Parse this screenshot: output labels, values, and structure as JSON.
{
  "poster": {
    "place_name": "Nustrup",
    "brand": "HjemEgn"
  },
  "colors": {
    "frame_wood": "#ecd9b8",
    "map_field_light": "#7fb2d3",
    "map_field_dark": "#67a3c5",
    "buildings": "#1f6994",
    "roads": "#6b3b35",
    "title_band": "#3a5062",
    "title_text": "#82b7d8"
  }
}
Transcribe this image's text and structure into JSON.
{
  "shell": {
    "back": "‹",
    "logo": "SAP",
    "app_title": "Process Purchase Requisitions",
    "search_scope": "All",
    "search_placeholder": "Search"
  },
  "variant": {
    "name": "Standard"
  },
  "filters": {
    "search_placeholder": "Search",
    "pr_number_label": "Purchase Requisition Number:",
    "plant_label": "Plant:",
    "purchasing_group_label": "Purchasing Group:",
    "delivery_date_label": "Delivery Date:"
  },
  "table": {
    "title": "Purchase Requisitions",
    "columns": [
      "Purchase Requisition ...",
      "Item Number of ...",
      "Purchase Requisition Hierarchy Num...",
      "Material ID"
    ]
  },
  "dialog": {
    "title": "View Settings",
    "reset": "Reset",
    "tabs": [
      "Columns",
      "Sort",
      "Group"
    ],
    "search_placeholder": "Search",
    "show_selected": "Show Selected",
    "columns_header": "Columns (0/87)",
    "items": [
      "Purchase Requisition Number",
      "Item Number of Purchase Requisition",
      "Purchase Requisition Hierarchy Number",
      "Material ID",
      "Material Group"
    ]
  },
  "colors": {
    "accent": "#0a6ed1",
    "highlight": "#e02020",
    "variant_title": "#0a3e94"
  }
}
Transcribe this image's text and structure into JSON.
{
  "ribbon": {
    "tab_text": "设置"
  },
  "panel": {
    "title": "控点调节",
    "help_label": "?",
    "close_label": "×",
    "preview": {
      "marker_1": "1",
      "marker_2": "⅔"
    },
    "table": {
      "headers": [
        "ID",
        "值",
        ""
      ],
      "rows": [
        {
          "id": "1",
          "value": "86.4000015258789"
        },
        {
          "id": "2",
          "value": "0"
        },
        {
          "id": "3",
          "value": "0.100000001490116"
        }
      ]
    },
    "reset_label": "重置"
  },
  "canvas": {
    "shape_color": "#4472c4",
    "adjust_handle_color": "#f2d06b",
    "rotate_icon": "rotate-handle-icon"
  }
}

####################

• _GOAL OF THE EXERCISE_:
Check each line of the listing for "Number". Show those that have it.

• _PROBLEM SOLUTION_:
    "pr_number_label": "Purchase Requisition Number:",
      "Item Number of ...",
      "Purchase Requisition Number",
      "Item Number of Purchase Requisition",
      "Purchase Requisition Hierarchy Number",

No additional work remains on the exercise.